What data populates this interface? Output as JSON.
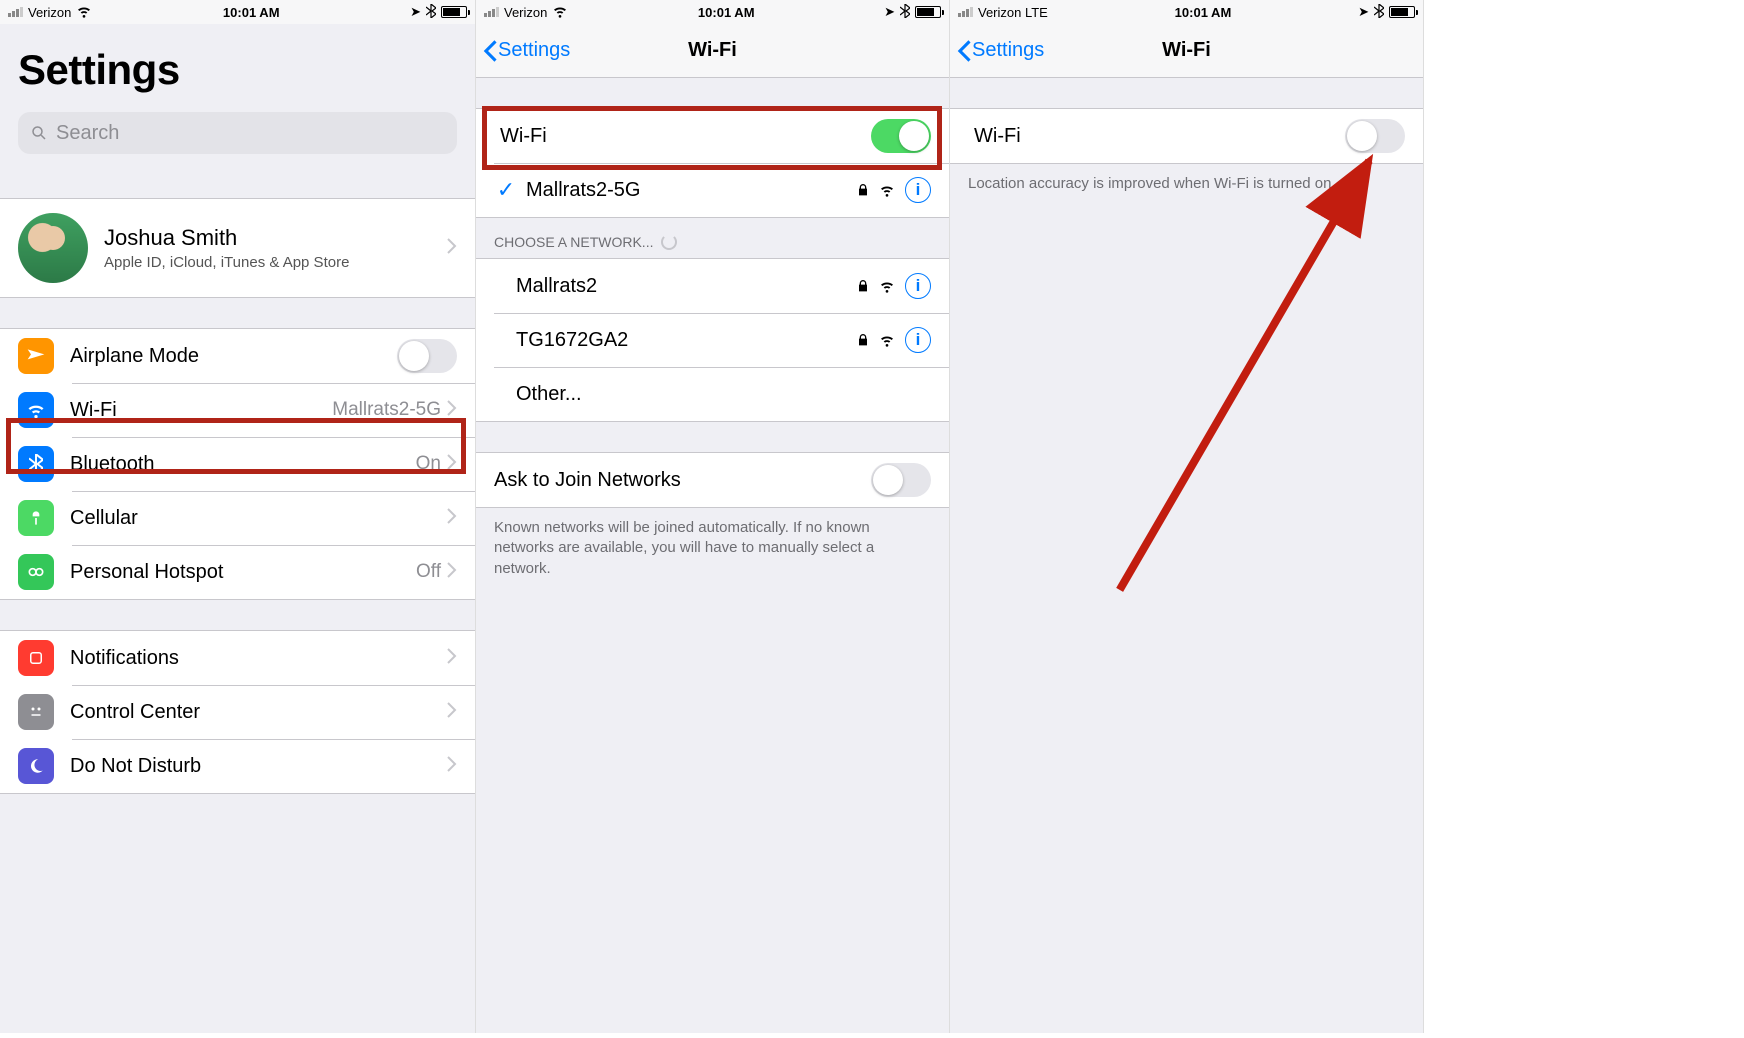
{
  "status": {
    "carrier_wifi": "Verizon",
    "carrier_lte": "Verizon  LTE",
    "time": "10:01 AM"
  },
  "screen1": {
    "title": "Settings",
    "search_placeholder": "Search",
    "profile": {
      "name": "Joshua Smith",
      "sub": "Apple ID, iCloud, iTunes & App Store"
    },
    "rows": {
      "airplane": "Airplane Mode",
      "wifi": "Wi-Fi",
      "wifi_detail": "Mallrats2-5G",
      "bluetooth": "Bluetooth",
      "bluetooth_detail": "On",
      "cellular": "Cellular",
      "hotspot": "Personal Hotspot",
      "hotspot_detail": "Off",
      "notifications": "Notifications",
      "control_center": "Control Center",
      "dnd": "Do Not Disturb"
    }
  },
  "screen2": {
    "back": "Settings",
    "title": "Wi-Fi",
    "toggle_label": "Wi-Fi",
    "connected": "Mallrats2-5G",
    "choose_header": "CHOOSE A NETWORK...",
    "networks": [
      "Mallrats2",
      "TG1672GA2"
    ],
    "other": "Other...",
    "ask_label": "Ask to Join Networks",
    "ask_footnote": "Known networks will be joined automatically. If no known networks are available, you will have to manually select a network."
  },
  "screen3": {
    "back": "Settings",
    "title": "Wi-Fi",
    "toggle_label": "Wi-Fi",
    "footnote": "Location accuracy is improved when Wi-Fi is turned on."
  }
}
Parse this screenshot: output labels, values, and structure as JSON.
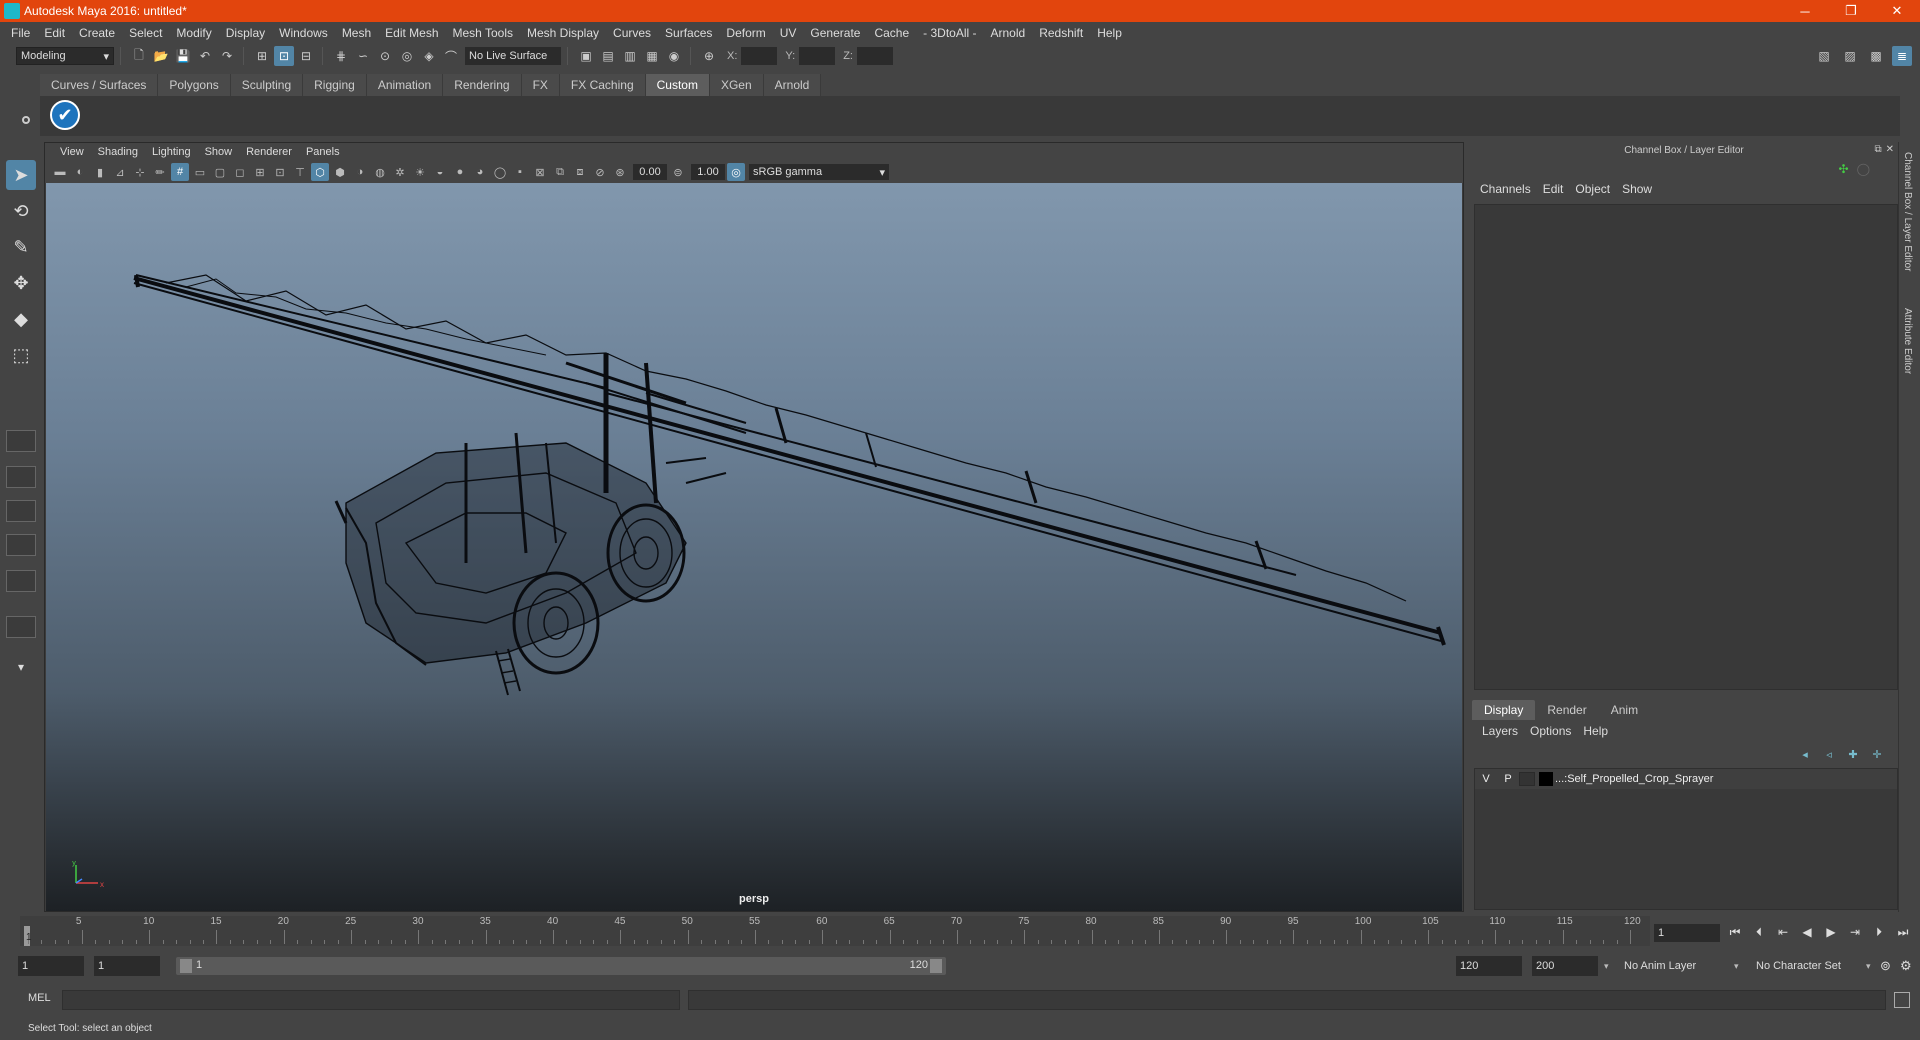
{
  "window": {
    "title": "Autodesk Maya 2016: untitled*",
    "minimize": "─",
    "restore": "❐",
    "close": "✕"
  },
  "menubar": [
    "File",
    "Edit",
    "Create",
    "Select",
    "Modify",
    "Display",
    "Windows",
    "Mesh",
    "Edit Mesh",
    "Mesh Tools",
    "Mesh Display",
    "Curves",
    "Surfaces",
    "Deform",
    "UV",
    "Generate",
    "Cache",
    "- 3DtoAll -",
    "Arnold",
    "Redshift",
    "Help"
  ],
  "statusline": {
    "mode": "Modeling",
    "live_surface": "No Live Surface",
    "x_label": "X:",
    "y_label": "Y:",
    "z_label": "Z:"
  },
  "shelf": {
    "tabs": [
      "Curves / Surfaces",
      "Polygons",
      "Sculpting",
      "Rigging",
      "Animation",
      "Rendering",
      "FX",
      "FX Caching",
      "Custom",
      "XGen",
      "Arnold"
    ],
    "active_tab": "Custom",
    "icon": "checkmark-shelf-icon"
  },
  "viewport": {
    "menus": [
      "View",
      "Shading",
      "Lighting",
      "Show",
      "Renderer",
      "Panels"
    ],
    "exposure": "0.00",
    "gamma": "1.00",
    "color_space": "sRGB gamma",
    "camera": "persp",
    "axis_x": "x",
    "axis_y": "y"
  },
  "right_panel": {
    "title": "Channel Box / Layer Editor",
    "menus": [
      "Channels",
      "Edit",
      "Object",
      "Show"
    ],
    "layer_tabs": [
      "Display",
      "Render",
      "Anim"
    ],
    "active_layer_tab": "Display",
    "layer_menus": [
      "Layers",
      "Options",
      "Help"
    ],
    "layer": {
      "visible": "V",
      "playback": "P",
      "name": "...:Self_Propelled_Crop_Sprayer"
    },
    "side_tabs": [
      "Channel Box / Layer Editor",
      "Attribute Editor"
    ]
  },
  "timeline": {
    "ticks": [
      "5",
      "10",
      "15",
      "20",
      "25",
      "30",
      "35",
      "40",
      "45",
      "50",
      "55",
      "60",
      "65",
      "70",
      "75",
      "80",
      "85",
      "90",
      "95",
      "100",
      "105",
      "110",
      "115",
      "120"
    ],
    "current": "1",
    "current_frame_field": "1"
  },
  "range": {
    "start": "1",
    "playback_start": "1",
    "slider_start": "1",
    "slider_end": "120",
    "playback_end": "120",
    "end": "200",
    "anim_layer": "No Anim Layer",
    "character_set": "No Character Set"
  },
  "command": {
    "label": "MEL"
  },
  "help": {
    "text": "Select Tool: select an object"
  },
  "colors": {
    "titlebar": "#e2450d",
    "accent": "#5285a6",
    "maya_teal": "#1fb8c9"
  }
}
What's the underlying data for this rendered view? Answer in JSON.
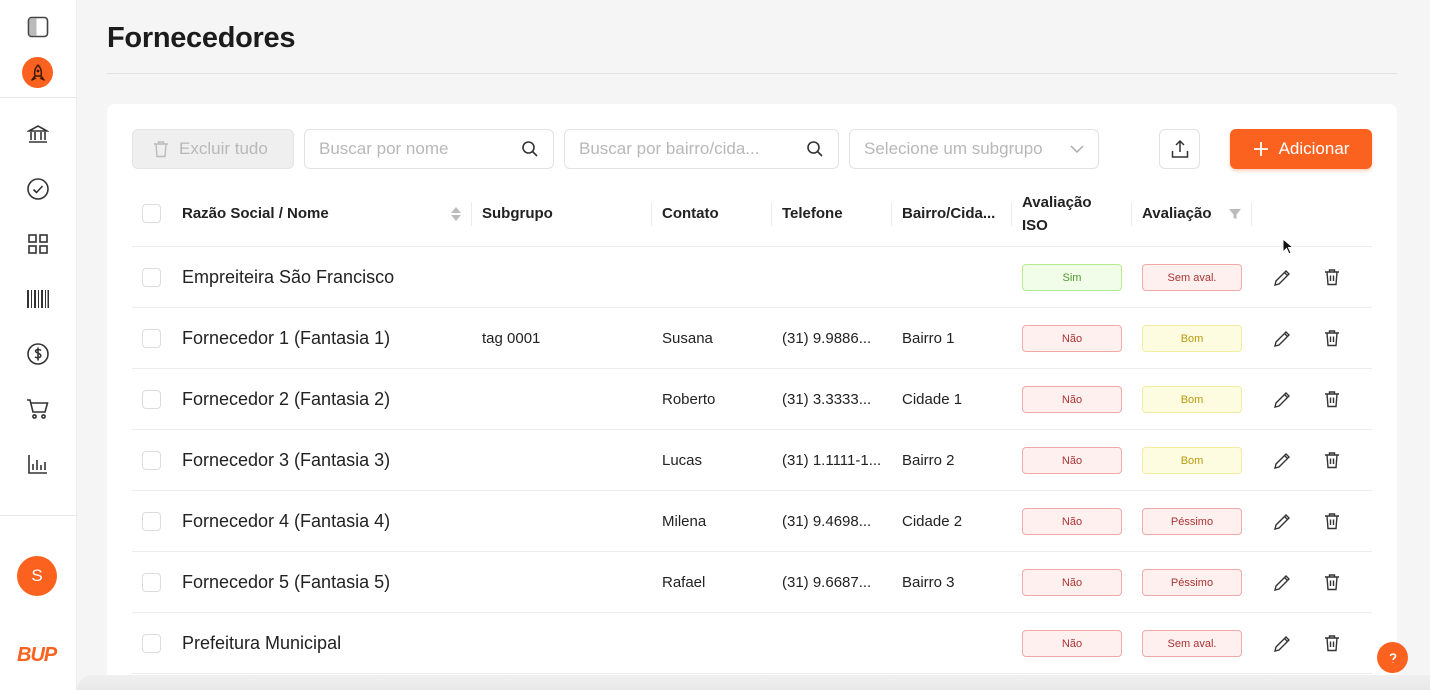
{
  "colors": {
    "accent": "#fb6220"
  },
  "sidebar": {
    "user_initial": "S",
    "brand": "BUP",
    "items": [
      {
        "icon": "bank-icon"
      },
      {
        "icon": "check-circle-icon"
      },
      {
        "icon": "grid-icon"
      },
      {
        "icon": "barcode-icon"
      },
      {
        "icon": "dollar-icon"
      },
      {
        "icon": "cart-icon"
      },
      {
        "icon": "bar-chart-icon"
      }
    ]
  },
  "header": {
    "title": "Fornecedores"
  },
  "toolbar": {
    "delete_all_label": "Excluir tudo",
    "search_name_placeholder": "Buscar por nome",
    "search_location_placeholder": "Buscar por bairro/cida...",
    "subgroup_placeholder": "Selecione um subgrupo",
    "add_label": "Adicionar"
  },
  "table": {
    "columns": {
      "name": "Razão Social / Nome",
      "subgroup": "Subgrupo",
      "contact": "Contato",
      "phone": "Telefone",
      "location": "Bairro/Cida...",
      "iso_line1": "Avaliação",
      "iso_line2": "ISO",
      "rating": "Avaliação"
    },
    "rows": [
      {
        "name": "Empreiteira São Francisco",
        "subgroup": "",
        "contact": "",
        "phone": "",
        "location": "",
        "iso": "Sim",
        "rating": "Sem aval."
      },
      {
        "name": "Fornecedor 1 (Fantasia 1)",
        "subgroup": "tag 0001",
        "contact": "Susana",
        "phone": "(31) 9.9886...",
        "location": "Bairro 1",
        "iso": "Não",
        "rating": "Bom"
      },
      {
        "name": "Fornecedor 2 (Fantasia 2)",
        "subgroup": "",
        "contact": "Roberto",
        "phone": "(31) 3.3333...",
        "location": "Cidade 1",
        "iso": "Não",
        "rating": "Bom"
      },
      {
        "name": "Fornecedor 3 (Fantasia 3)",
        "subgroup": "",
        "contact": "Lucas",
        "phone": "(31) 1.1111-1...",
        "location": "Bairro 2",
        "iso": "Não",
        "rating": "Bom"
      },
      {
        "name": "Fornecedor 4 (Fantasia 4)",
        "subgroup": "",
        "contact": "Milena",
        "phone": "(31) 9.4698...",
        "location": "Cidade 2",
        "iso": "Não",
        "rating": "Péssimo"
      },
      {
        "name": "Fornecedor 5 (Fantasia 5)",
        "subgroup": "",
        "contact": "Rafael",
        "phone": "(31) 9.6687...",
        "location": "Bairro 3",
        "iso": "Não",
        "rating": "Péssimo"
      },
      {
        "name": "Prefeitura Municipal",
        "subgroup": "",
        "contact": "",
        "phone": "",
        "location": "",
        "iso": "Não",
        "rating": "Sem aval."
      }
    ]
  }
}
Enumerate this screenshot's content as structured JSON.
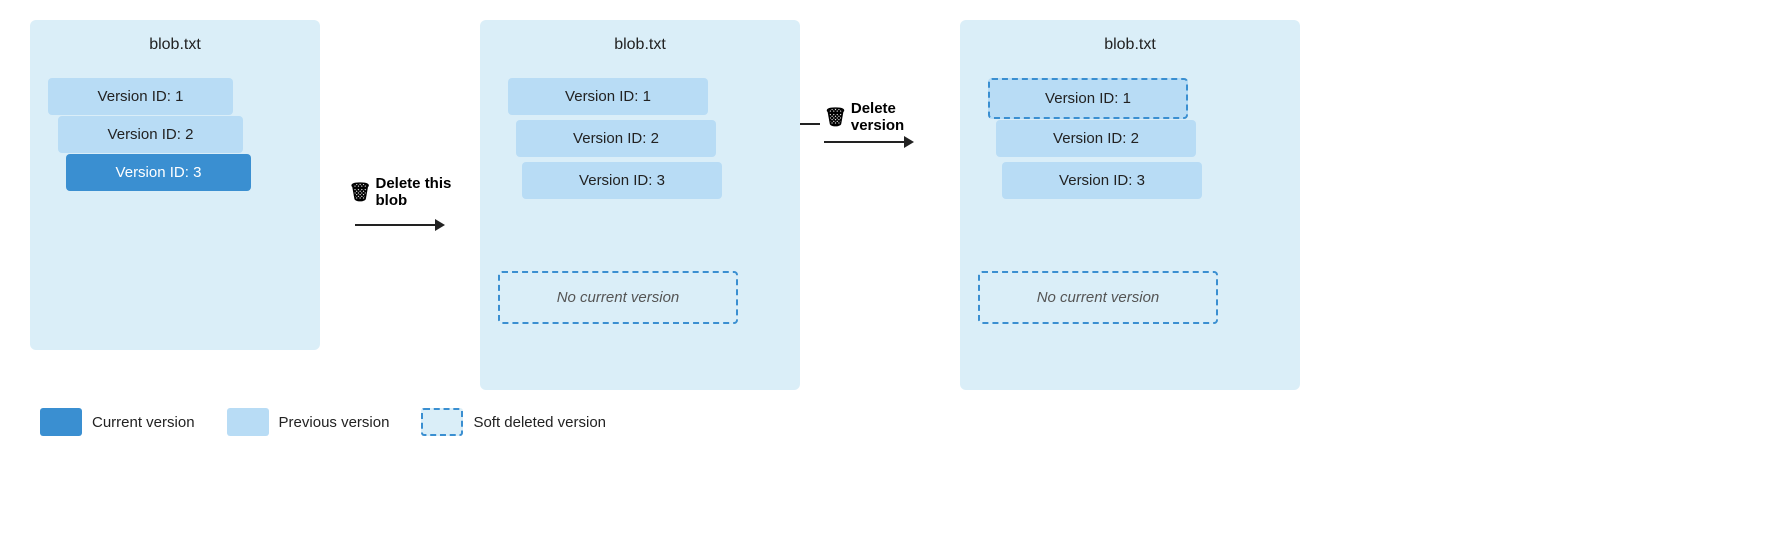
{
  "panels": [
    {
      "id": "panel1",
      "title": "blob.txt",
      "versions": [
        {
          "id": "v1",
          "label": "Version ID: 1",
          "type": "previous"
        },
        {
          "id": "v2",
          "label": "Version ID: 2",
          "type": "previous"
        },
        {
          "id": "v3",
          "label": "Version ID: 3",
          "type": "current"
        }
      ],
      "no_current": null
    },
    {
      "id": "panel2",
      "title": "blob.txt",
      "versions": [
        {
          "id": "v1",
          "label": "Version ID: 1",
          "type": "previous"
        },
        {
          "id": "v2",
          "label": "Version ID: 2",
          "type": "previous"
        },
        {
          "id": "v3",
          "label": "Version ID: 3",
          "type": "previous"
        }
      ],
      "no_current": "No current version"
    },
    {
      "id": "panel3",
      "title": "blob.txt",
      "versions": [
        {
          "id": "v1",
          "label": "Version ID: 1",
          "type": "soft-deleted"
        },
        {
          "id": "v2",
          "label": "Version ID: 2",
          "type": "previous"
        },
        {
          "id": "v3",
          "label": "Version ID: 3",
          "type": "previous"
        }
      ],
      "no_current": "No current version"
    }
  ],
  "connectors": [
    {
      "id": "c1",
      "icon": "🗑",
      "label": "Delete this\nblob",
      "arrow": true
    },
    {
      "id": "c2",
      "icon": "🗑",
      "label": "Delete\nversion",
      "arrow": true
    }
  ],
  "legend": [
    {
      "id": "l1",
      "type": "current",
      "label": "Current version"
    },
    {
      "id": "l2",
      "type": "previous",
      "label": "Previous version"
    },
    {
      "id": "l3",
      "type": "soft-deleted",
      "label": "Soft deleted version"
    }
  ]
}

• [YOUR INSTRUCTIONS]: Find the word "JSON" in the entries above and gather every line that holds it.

• [EXERCISE RESULT]:
What data populates this interface? Output as JSON.
Parse this screenshot: output labels, values, and structure as JSON.
What's the underlying data for this rendered view? Answer in JSON.
Enumerate this screenshot's content as structured JSON.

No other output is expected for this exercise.